* _Task statement_
In the entries that follow, which lines hold the string "username"? List them.

* _Data excerpts_

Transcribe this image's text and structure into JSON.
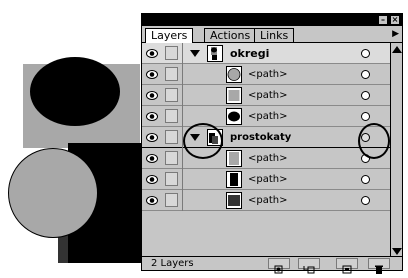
{
  "panel": {
    "tabs": [
      {
        "label": "Layers",
        "active": true
      },
      {
        "label": "Actions",
        "active": false
      },
      {
        "label": "Links",
        "active": false
      }
    ],
    "layers": [
      {
        "name": "okregi",
        "type": "layer",
        "expanded": true,
        "selected": true,
        "thumb": "group"
      },
      {
        "name": "<path>",
        "type": "path",
        "thumb": "gray-circle"
      },
      {
        "name": "<path>",
        "type": "path",
        "thumb": "gray-square"
      },
      {
        "name": "<path>",
        "type": "path",
        "thumb": "black-ellipse"
      },
      {
        "name": "prostokaty",
        "type": "layer",
        "expanded": true,
        "selected": false,
        "thumb": "rect-group"
      },
      {
        "name": "<path>",
        "type": "path",
        "thumb": "gray-rect"
      },
      {
        "name": "<path>",
        "type": "path",
        "thumb": "black-rect"
      },
      {
        "name": "<path>",
        "type": "path",
        "thumb": "dark-rect"
      }
    ],
    "status": "2 Layers"
  },
  "colors": {
    "panel_bg": "#c6c6c6",
    "artwork_gray": "#a8a8a8",
    "artwork_black": "#000000",
    "artwork_dark": "#333333"
  }
}
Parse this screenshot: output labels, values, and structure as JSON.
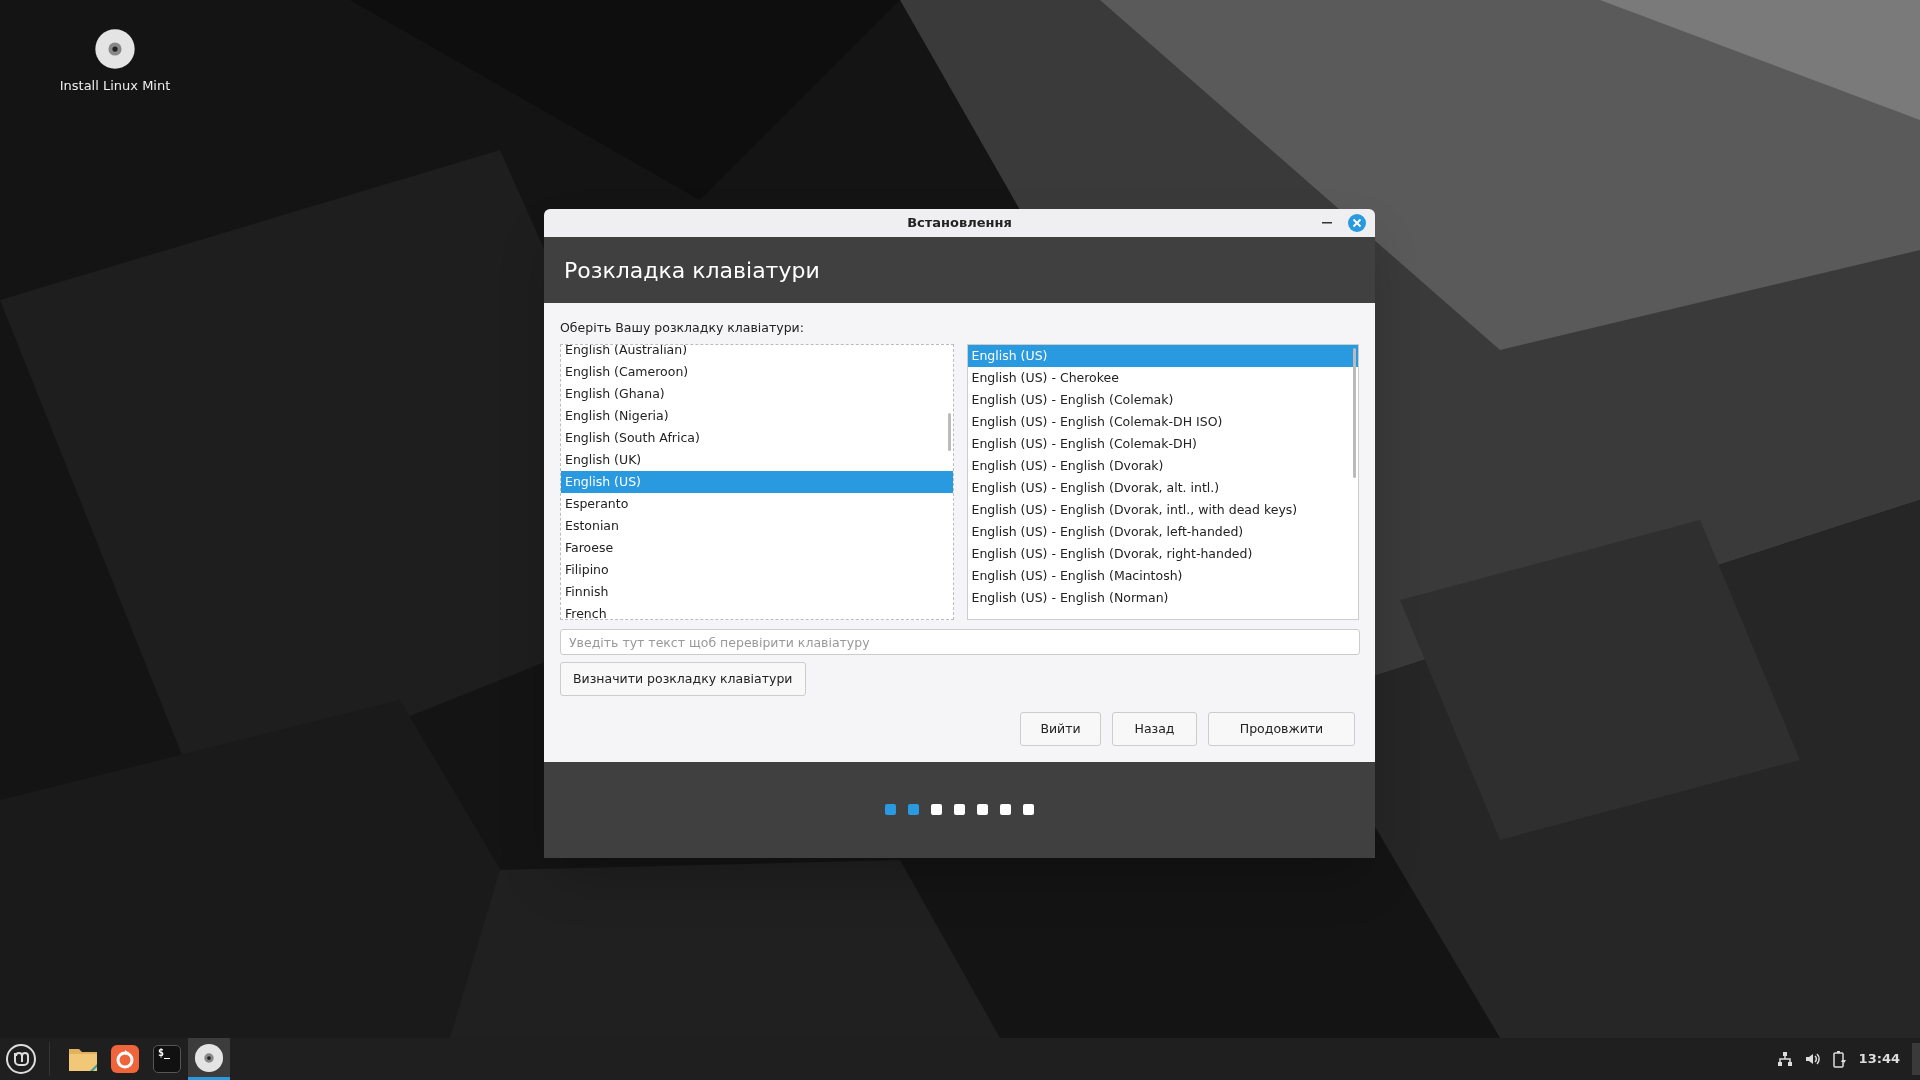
{
  "desktop": {
    "icons": [
      {
        "label": "Install Linux Mint"
      }
    ]
  },
  "window": {
    "title": "Встановлення",
    "heading": "Розкладка клавіатури",
    "prompt": "Оберіть Вашу розкладку клавіатури:",
    "layouts": [
      {
        "label": "English (Australian)",
        "selected": false
      },
      {
        "label": "English (Cameroon)",
        "selected": false
      },
      {
        "label": "English (Ghana)",
        "selected": false
      },
      {
        "label": "English (Nigeria)",
        "selected": false
      },
      {
        "label": "English (South Africa)",
        "selected": false
      },
      {
        "label": "English (UK)",
        "selected": false
      },
      {
        "label": "English (US)",
        "selected": true
      },
      {
        "label": "Esperanto",
        "selected": false
      },
      {
        "label": "Estonian",
        "selected": false
      },
      {
        "label": "Faroese",
        "selected": false
      },
      {
        "label": "Filipino",
        "selected": false
      },
      {
        "label": "Finnish",
        "selected": false
      },
      {
        "label": "French",
        "selected": false
      }
    ],
    "variants": [
      {
        "label": "English (US)",
        "selected": true
      },
      {
        "label": "English (US) - Cherokee",
        "selected": false
      },
      {
        "label": "English (US) - English (Colemak)",
        "selected": false
      },
      {
        "label": "English (US) - English (Colemak-DH ISO)",
        "selected": false
      },
      {
        "label": "English (US) - English (Colemak-DH)",
        "selected": false
      },
      {
        "label": "English (US) - English (Dvorak)",
        "selected": false
      },
      {
        "label": "English (US) - English (Dvorak, alt. intl.)",
        "selected": false
      },
      {
        "label": "English (US) - English (Dvorak, intl., with dead keys)",
        "selected": false
      },
      {
        "label": "English (US) - English (Dvorak, left-handed)",
        "selected": false
      },
      {
        "label": "English (US) - English (Dvorak, right-handed)",
        "selected": false
      },
      {
        "label": "English (US) - English (Macintosh)",
        "selected": false
      },
      {
        "label": "English (US) - English (Norman)",
        "selected": false
      }
    ],
    "test_field": {
      "placeholder": "Уведіть тут текст щоб перевірити клавіатуру"
    },
    "detect_button": "Визначити розкладку клавіатури",
    "buttons": [
      "Вийти",
      "Назад",
      "Продовжити"
    ],
    "steps": [
      {
        "active": true
      },
      {
        "active": true
      },
      {
        "active": false
      },
      {
        "active": false
      },
      {
        "active": false
      },
      {
        "active": false
      },
      {
        "active": false
      }
    ]
  },
  "taskbar": {
    "launchers": [
      {
        "kind": "files",
        "active": false
      },
      {
        "kind": "browser",
        "active": false
      },
      {
        "kind": "terminal",
        "glyph": "$_",
        "active": false
      },
      {
        "kind": "disc",
        "active": true
      }
    ],
    "clock": "13:44"
  }
}
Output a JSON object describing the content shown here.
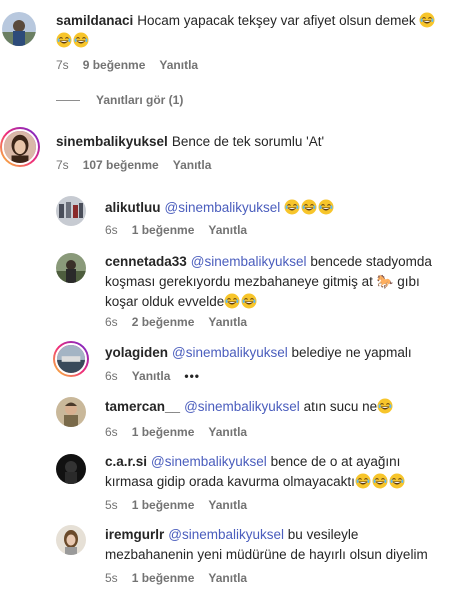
{
  "comments": [
    {
      "username": "samildanaci",
      "text": "Hocam yapacak tekşey var afiyet olsun demek",
      "emojis": [
        "😂",
        "😂",
        "😂"
      ],
      "time": "7s",
      "likes": "9 beğenme",
      "reply_label": "Yanıtla",
      "view_replies": "Yanıtları gör (1)"
    },
    {
      "username": "sinembalikyuksel",
      "text": "Bence de tek sorumlu 'At'",
      "time": "7s",
      "likes": "107 beğenme",
      "reply_label": "Yanıtla"
    }
  ],
  "replies": [
    {
      "username": "alikutluu",
      "mention": "@sinembalikyuksel",
      "text": "",
      "emojis": [
        "😂",
        "😂",
        "😂"
      ],
      "time": "6s",
      "likes": "1 beğenme",
      "reply_label": "Yanıtla"
    },
    {
      "username": "cennetada33",
      "mention": "@sinembalikyuksel",
      "text_line1": "bencede stadyomda",
      "text_line2": "koşması gerekıyordu mezbahaneye gitmiş at",
      "horse_emoji": "🐎",
      "text_line2b": "gıbı",
      "text_line3": "koşar olduk evvelde",
      "emojis": [
        "😂",
        "😂"
      ],
      "time": "6s",
      "likes": "2 beğenme",
      "reply_label": "Yanıtla"
    },
    {
      "username": "yolagiden",
      "mention": "@sinembalikyuksel",
      "text": "belediye ne yapmalı",
      "time": "6s",
      "reply_label": "Yanıtla",
      "more": "•••"
    },
    {
      "username": "tamercan__",
      "mention": "@sinembalikyuksel",
      "text": "atın sucu ne",
      "emojis": [
        "😂"
      ],
      "time": "6s",
      "likes": "1 beğenme",
      "reply_label": "Yanıtla"
    },
    {
      "username": "c.a.r.si",
      "mention": "@sinembalikyuksel",
      "text_line1": "bence de o at ayağını",
      "text_line2": "kırmasa gidip orada kavurma olmayacaktı",
      "emojis": [
        "😂",
        "😂",
        "😂"
      ],
      "time": "5s",
      "likes": "1 beğenme",
      "reply_label": "Yanıtla"
    },
    {
      "username": "iremgurlr",
      "mention": "@sinembalikyuksel",
      "text_line1": "bu vesileyle",
      "text_line2": "mezbahanenin yeni müdürüne de hayırlı olsun diyelim",
      "time": "5s",
      "likes": "1 beğenme",
      "reply_label": "Yanıtla"
    }
  ],
  "colors": {
    "text": "#262626",
    "secondary": "#737373",
    "mention": "#4a5dbd",
    "story_ring_start": "#f9ce34",
    "story_ring_end": "#6228d7"
  }
}
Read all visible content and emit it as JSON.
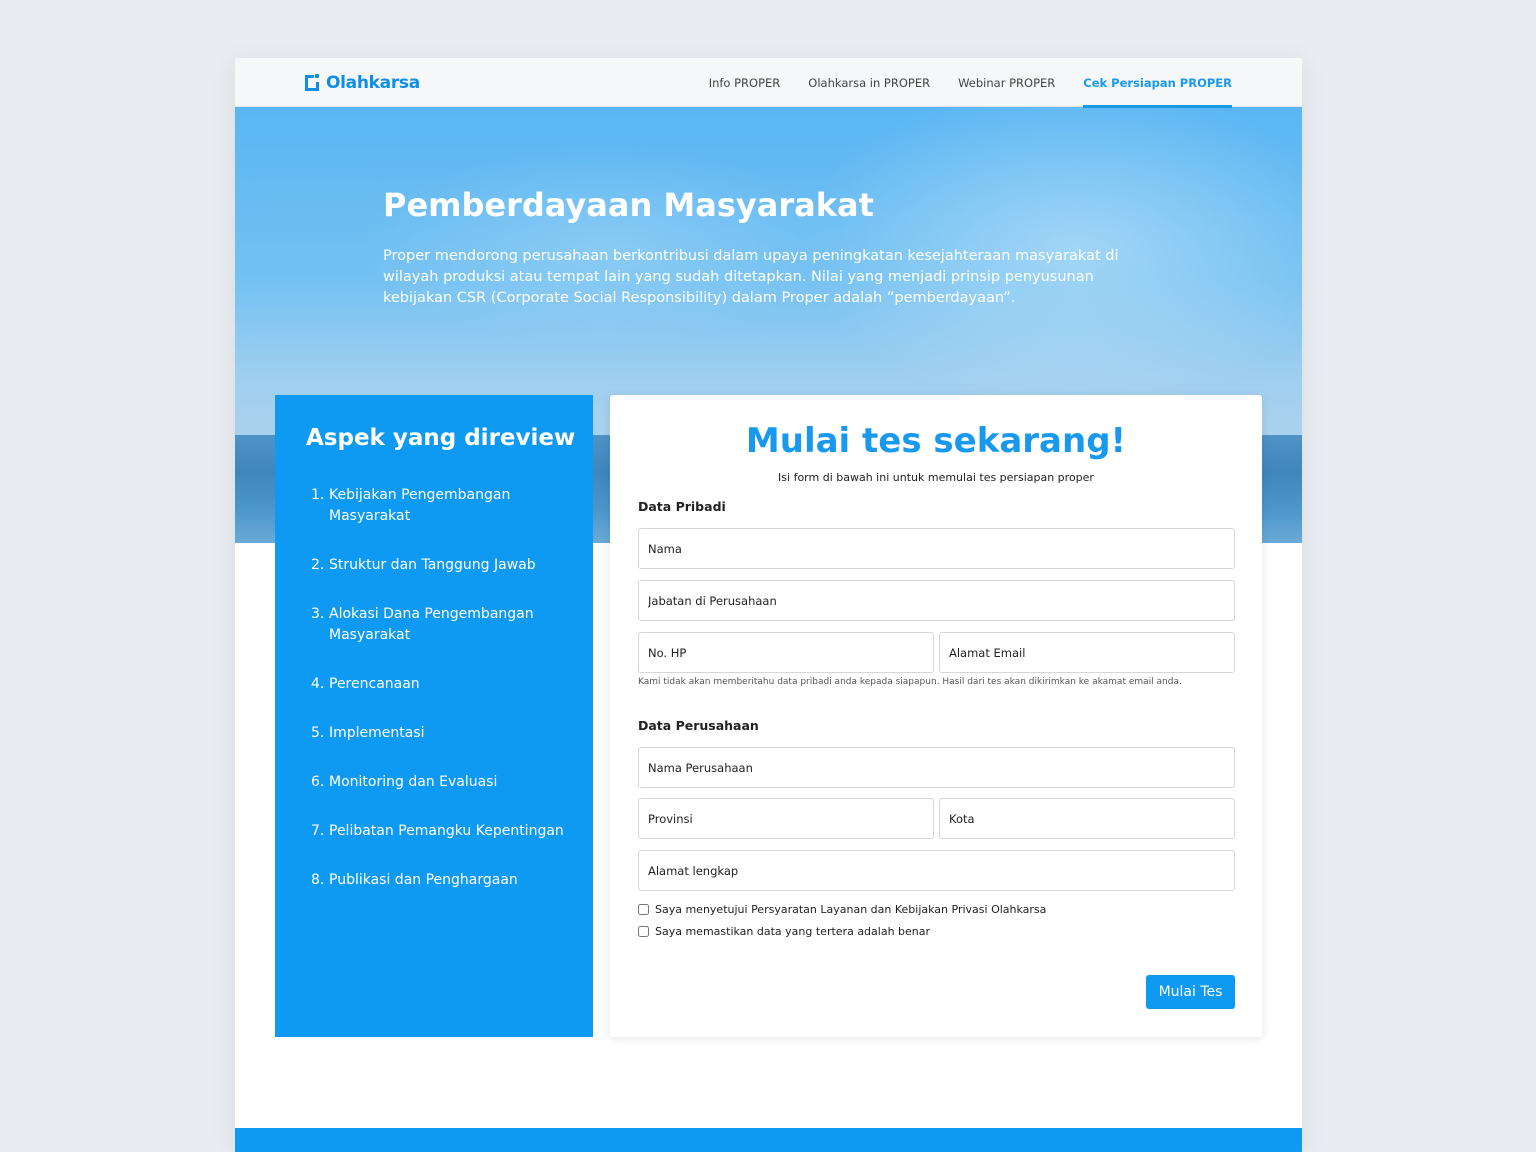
{
  "brand": {
    "name": "Olahkarsa",
    "color": "#0d8fe8"
  },
  "nav": {
    "items": [
      {
        "label": "Info PROPER",
        "active": false
      },
      {
        "label": "Olahkarsa in PROPER",
        "active": false
      },
      {
        "label": "Webinar PROPER",
        "active": false
      },
      {
        "label": "Cek Persiapan PROPER",
        "active": true
      }
    ]
  },
  "hero": {
    "title": "Pemberdayaan Masyarakat",
    "description": "Proper mendorong perusahaan berkontribusi dalam upaya peningkatan kesejahteraan masyarakat di wilayah produksi atau tempat lain yang sudah ditetapkan. Nilai yang menjadi prinsip penyusunan kebijakan CSR (Corporate Social Responsibility) dalam Proper adalah ”pemberdayaan”."
  },
  "aspects": {
    "title": "Aspek yang direview",
    "items": [
      {
        "num": "1.",
        "label": "Kebijakan Pengembangan Masyarakat"
      },
      {
        "num": "2.",
        "label": "Struktur dan Tanggung Jawab"
      },
      {
        "num": "3.",
        "label": "Alokasi Dana Pengembangan Masyarakat"
      },
      {
        "num": "4.",
        "label": "Perencanaan"
      },
      {
        "num": "5.",
        "label": "Implementasi"
      },
      {
        "num": "6.",
        "label": "Monitoring dan Evaluasi"
      },
      {
        "num": "7.",
        "label": "Pelibatan Pemangku Kepentingan"
      },
      {
        "num": "8.",
        "label": "Publikasi dan Penghargaan"
      }
    ]
  },
  "form": {
    "title": "Mulai tes sekarang!",
    "subtitle": "Isi form di bawah ini untuk memulai tes persiapan proper",
    "personal_label": "Data Pribadi",
    "company_label": "Data Perusahaan",
    "placeholders": {
      "nama": "Nama",
      "jabatan": "Jabatan di Perusahaan",
      "hp": "No. HP",
      "email": "Alamat Email",
      "perusahaan": "Nama Perusahaan",
      "provinsi": "Provinsi",
      "kota": "Kota",
      "alamat": "Alamat lengkap"
    },
    "privacy_note": "Kami tidak akan memberitahu data pribadi anda kepada siapapun. Hasil dari tes akan dikirimkan ke akamat email anda.",
    "checkbox_terms": "Saya menyetujui Persyaratan Layanan dan Kebijakan Privasi Olahkarsa",
    "checkbox_confirm": "Saya memastikan data yang tertera adalah benar",
    "submit_label": "Mulai Tes"
  },
  "colors": {
    "accent": "#0e9af2",
    "nav_active": "#1899ee"
  }
}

* _Solution for this problem_
      "username": "samildanaci",
      "username": "sinembalikyuksel",
      "username": "alikutluu",
      "username": "cennetada33",
      "username": "yolagiden",
      "username": "tamercan__",
      "username": "c.a.r.si",
      "username": "iremgurlr",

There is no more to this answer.